Thomas Hagan, a member of the Nation of Islam from New Jersey who was then 22, was arrested at the ballroom that day. The police investigated the crime scene for four hours before the blood was mopped up and a planned dance began.

The police later picked up two more Nation of Islam members: Muhammad Abdul Aziz, then known as Norman 3X Butler; and Kahlil Islam, then Thomas 15X Johnson. Both of them had attended a mosque in Harlem. In his book, Dr. Marable says that the Nation of Islam would not have used men from Malcolm X's own mosque to carry out the killing and that the assassins were from New Jersey.

Mr. Hagan confessed, but always maintained that the other two men were not involved. At the trial, he testified there were other conspirators, but refused to name them. All three men were convicted, but the question of how high the conspiracy went in the Nation of Islam hierarchy - who, in fact, ordered the killing - was never answered.

David Garrow, a historian and a King biographer, obtained and reviewed the Federal Bureau of Investigation files on Malcolm X in the 1990s. He said it was probable that reams of wiretaps of the Nation of Islam had never been combed for clues. In 1980, the bureau said it had never investigated the assassination.

In the late 1970s, Mr. Hagan, also known as Talmadge X Hayer, finally identified his accomplices in an affidavit as part of an unsuccessful effort to free Mr. Butler and Mr. Johnson (all three men have since been paroled).

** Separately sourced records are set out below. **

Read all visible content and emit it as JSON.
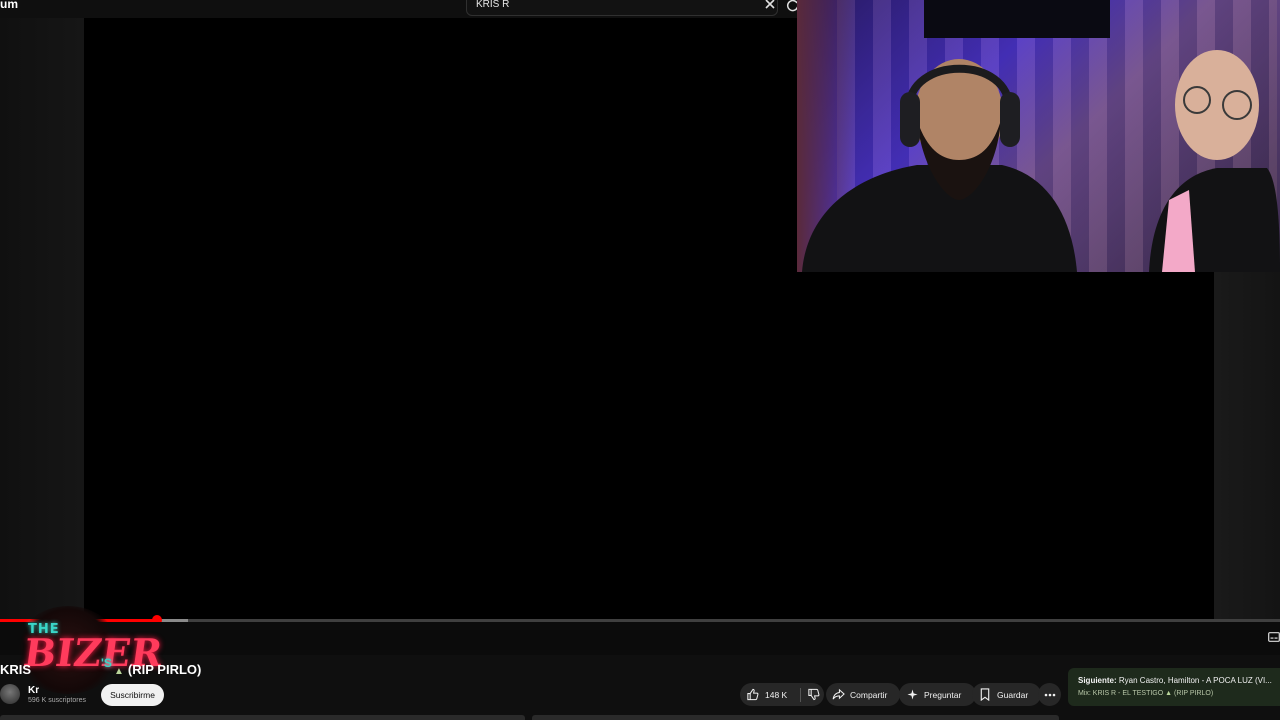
{
  "header": {
    "brand_fragment": "um",
    "search": {
      "value": "KRIS R"
    }
  },
  "icons": {
    "clear": "close-icon",
    "refresh": "refresh-icon",
    "like": "thumbs-up-icon",
    "dislike": "thumbs-down-icon",
    "share": "share-icon",
    "ask": "sparkle-icon",
    "save": "bookmark-icon",
    "more": "more-horizontal-icon",
    "captions": "captions-icon"
  },
  "player": {
    "progress_fraction": 0.123,
    "buffer_fraction": 0.147,
    "accent": "#ff0000"
  },
  "overlay_logo": {
    "text": "THE BIZER'S"
  },
  "video": {
    "title_start": "KRIS",
    "title_end": "(RIP PIRLO)",
    "channel_name": "Kr",
    "subscribers": "596 K suscriptores",
    "subscribe_label": "Suscribirme"
  },
  "actions": {
    "like_count": "148 K",
    "share_label": "Compartir",
    "ask_label": "Preguntar",
    "save_label": "Guardar"
  },
  "up_next": {
    "prefix": "Siguiente:",
    "title": "Ryan Castro, Hamilton - A POCA LUZ (VI...",
    "mix": "Mix: KRIS R - EL TESTIGO",
    "mix_suffix": "(RIP PIRLO)"
  }
}
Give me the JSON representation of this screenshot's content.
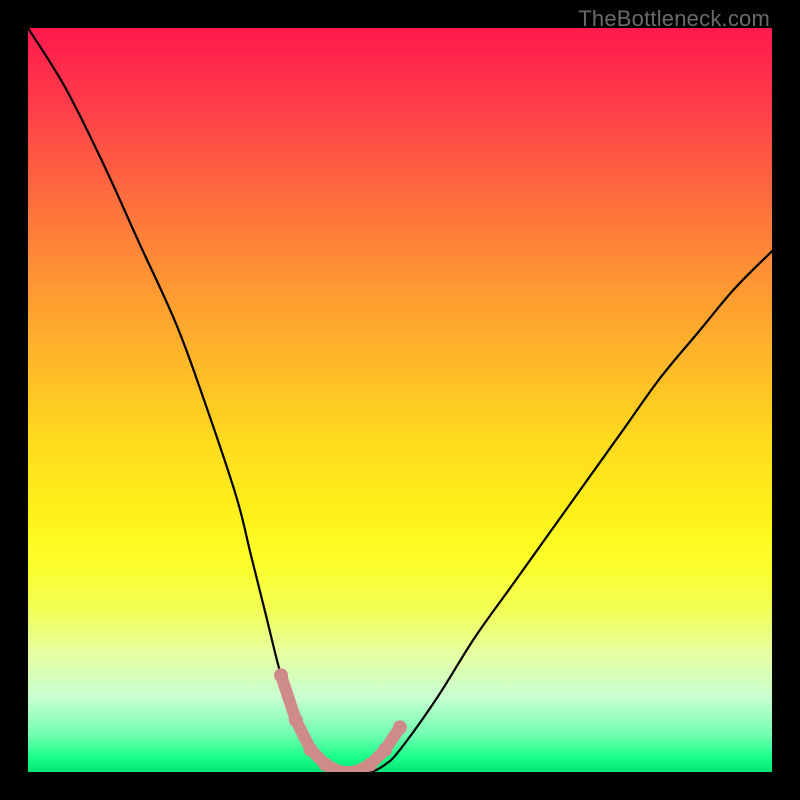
{
  "watermark": "TheBottleneck.com",
  "chart_data": {
    "type": "line",
    "title": "",
    "xlabel": "",
    "ylabel": "",
    "xlim": [
      0,
      100
    ],
    "ylim": [
      0,
      100
    ],
    "x": [
      0,
      5,
      10,
      15,
      20,
      24,
      28,
      30,
      32,
      34,
      36,
      38,
      40,
      42,
      44,
      46,
      48,
      50,
      55,
      60,
      65,
      70,
      75,
      80,
      85,
      90,
      95,
      100
    ],
    "values": [
      100,
      92,
      82,
      71,
      60,
      49,
      37,
      29,
      21,
      13,
      7,
      3,
      1,
      0,
      0,
      0,
      1,
      3,
      10,
      18,
      25,
      32,
      39,
      46,
      53,
      59,
      65,
      70
    ],
    "series": [
      {
        "name": "bottleneck-curve",
        "stroke": "#000000"
      },
      {
        "name": "marker-dots",
        "stroke": "#c77c7c"
      }
    ],
    "markers_x": [
      34,
      36,
      38,
      40,
      42,
      44,
      46,
      48,
      50
    ],
    "markers_y": [
      13,
      7,
      3,
      1,
      0,
      0,
      1,
      3,
      6
    ]
  }
}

One of the names he gave was Willie X, whom William Kunstler, the civil rights lawyer who represented Mr. Johnson and Mr. Butler, determined was William Bradley. The others are dead or presumed dead. Dr. Marable wrote that Mr. Bradley, using a sawed-off shotgun, fired the fatal shot.

Mr. Bradley, an ex-convict now in his early 70s, is living in Newark under the name Al-Mustafa Shabazz. (Police records list both names for him.) He is married to Carolyn Kelley Shabazz, described by The Star-Ledger of Newark as a community leader and the owner of a boxing gym who gives away turkeys at Thanksgiving.

Mr. Shabazz served time for conspiracy, drug dealing and making "terroristic threats," according to records at the New Jersey Corrections Department, and was released in 1998. Through his lawyer, J. Edward Waller, Mr. Shabazz has denied any involvement in the assassination.

Mr. Sykes, who cautions that he has yet to personally see proof linking the name Willie X to William Bradley, would like to see a joint investigation between state and federal officials, but it is the Manhattan district attorney who has jurisdiction over the case.

Mr. Sykes said he would rather that other agencies were involved, because the Manhattan district attorney's office investigated the killing in the first place.

But there are limitations on other agencies' ability to investigate. For one, it is not clear if the killing could be considered a civil rights crime because both the perpetrators and the victims are black.

Mr. Garrow said the definition of a civil rights crime should not be too narrow. "When a major civil rights leader is assassinated, I'd like the civil rights division to be interested, regardless of the color of the gunman," he said, referring to the federal unit.

Some experts say the Justice Department's participation is crucial because the F.B.I. and the New York Police Department had Malcolm X under surveillance at the time of his death, raising questions about whether law enforcement officials had knowledge beforehand of the assassination plot.

Still, the Justice Department may not have any jurisdiction, and the department has only occasionally investigated without it - in 1998, for example, then-Attorney General Janet Reno ordered a limited review of the King assassination after pressure from the family and the public.

The New York attorney general may investigate only if asked by the Manhattan district attorney or the governor. But cases that are decades old are not easy to solve, said Doug Jones, a former United States attorney in Birmingham, Ala., who helped prosecute the 16th Street Baptist Church bombing in which four girls died. "A lot of people think witnesses come forward after so many years have passed," he said, "but they don't."